What will happen to nonprofits like these that serve the unemployed, homeless, poor and hungry but that run on very tight margins themselves? Payments in exchange for their tax-exempt status will likely put some over the edge. In 2009, 82 percent of small human service nonprofits in Massachusetts reported deficits. Half froze or cut employee salaries while a third drew on scant reserves. Another 28 percent reduced programs and services, according to survey results collected by the Urban Institute’s Center on Nonprofits and Philanthropy for its National Study of Nonprofit-Government Contracting.

As the head of an association of community-based health and human services put it in a recent discussion on PILOTs: “Which of our clients should we stop serving? Which of your taxpayers do you want us to fire?”

Which indeed?

Originally published in The Provider, Vol. 32, No. 7, Summer 2011.

Where’s the Slack to Tax in Community Nonprofits

US cities and other municipalities struggling with budget deficits are desperately seeking more funds and new sources of revenue. And they are beginning to eye neighborhood nonprofits.
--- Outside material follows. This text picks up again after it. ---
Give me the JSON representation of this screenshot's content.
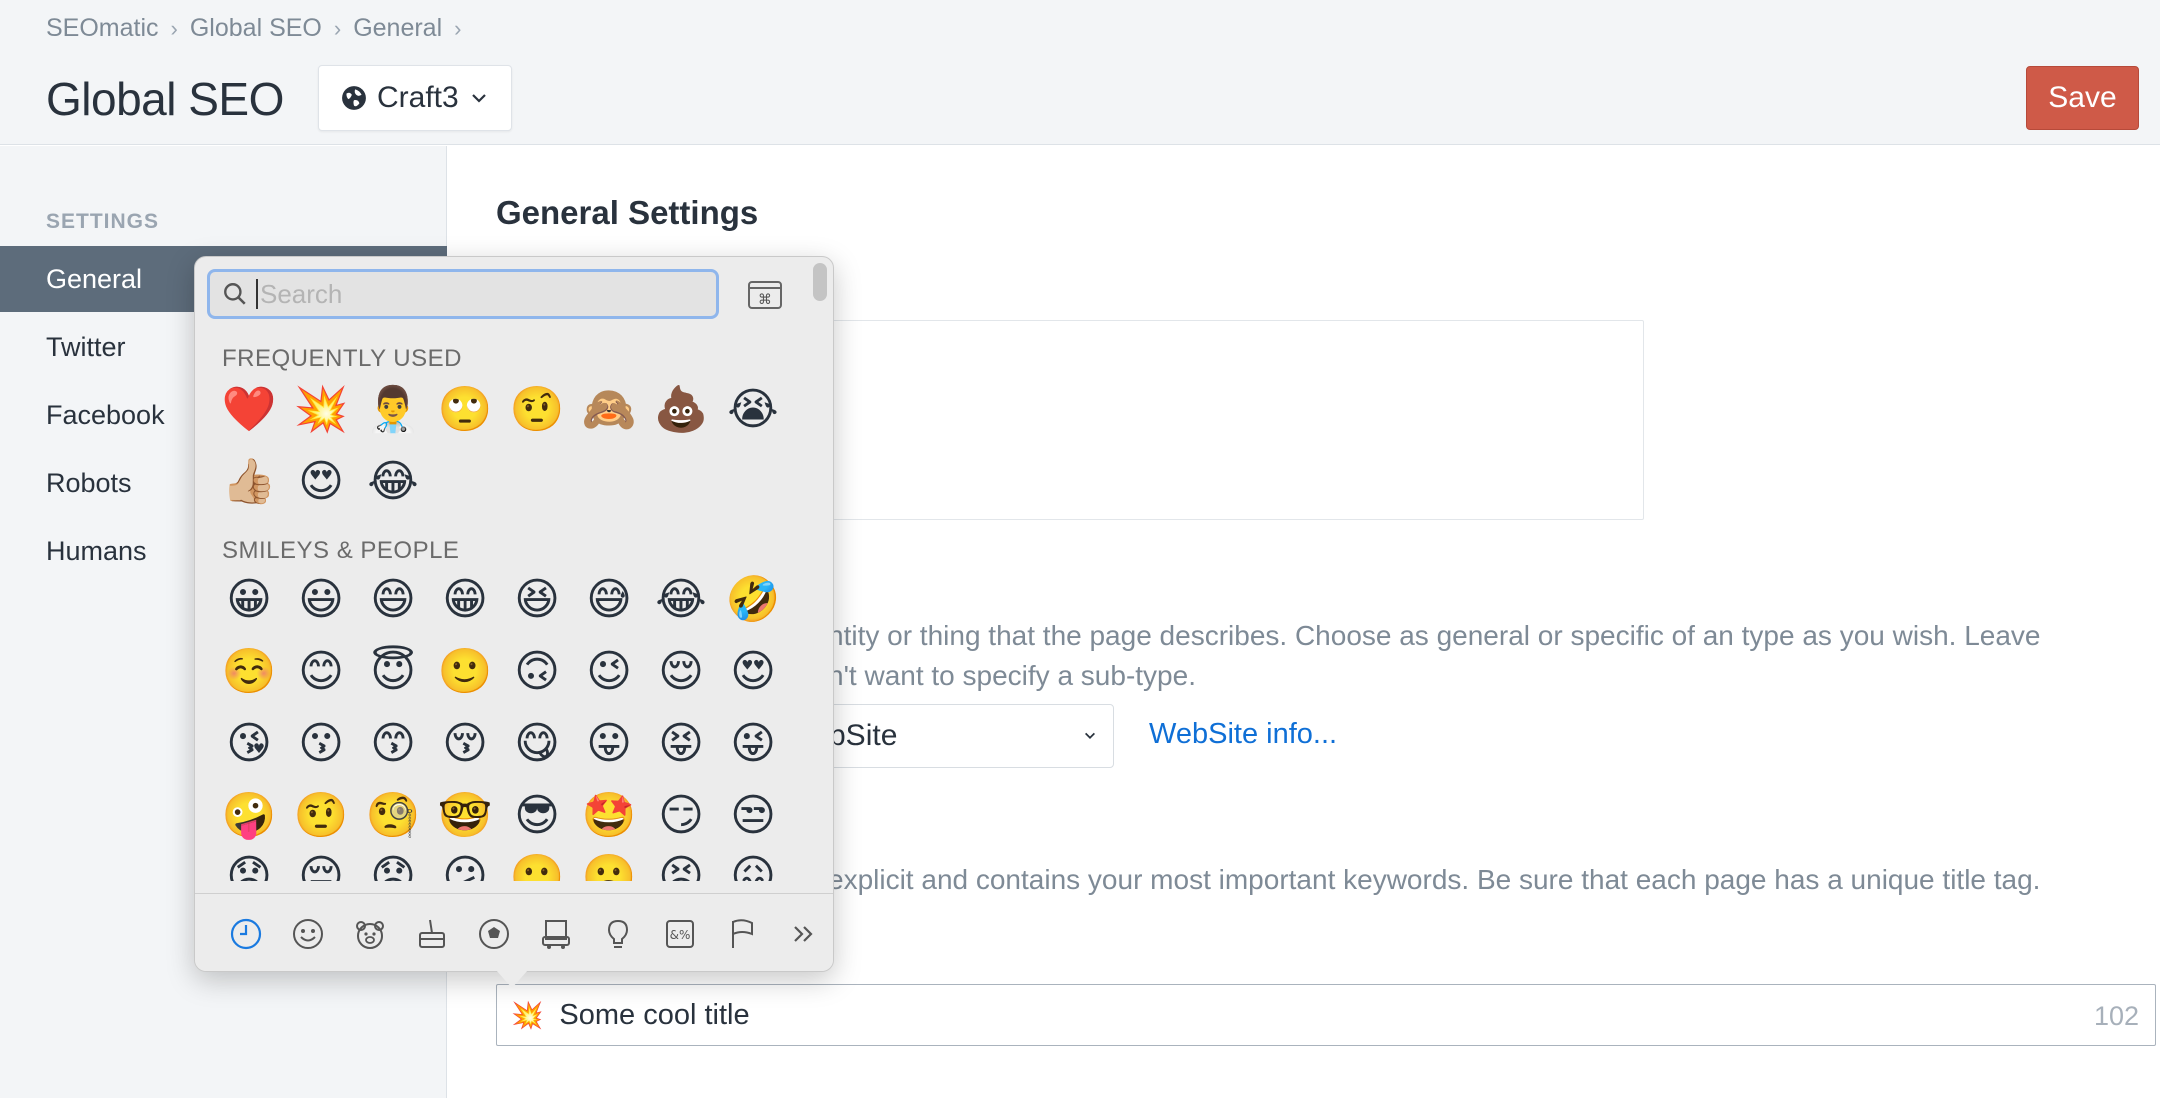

The property tax exemption enjoyed by charitable organizations costs local governments anywhere between $8 and $13 billion a year. Elected officials now say that it’s about time these nonprofits pay their fair share, seeing as how they don’t pay taxes on valuable real estate. One revenue raising option is PILOTs– or payments in lieu of taxes.

PILOT Contributions as Percentage of Total Municipal Revenue

PILOT revenue as percent of budget

PILOTS aren’t new.  By Lincoln Institute of Land Policy calculations, PILOTs have been already used in at least 117 municipalities in 18 states over the last decade. But a spate of PILOT initiatives have cropped up over the past year. Last fall, Worcester, Massachusetts negotiated agreements with area colleges. Clark University signed on to pay the city $6.7 million over 20 years. Last January, the Scranton School District asked local nonprofit organizations to make voluntary financial contributions after the mayor and city council tried the more formal PILOTs route. Last April, Boston asked 40 major nonprofits – hospitals, universities, and cultural centers – to pay up to 25 percent of what they would owe if their properties were not tax-exempt.

Although PILOTS generally target larger nonprofits, especially “eds and meds,” some executives and legislators are looking to expand PILOTS to all nonprofits in addition to universities, colleges, and medical centers. In Boston, for instance, the task force that recommended the city’s revenue-raising plan initially recommended applying the PILOT program to all nonprofit groups with properties worth $15 million or more.

Taking  PILOTs this far into nonprofit territory opens flood gates  that  will drain the coffers of smaller, community-based organizations – roughly 75 percent of all charities – that are struggling themselves now in the Great Recession’s wake and lack the capacity and resources of larger nonprofits.

Last month, the town manager of Palmer, Massachusetts, goaded by budget shortfalls and Boston’s lead, asked 25 nonprofits, including churches and a youth summer camp, to make annual payments.

What will happen to nonprofits like these that serve the unemployed, homeless, poor, and hungry  and run on very tight margins themselves? Payments in exchange for their tax-exempt status will likely put some over the edge. In 2009, half of human service nonprofits froze or cut employee salaries while four out of five drew on scant reserves. Another 21 percent opted to reduce programs and services.  So where’s the slack to tax?

The head of an association of community-based health and human services pretty much said it all at recent discussion on PILOTs. “Which of our clients should we stop serving? Which of your taxpayers do you want us to fire?”

Originally posted on Urban Institute’s MetroTrends Blog, June 15, 2011. Re-posted on the Nonprofit Quarterly, July 5, 2011.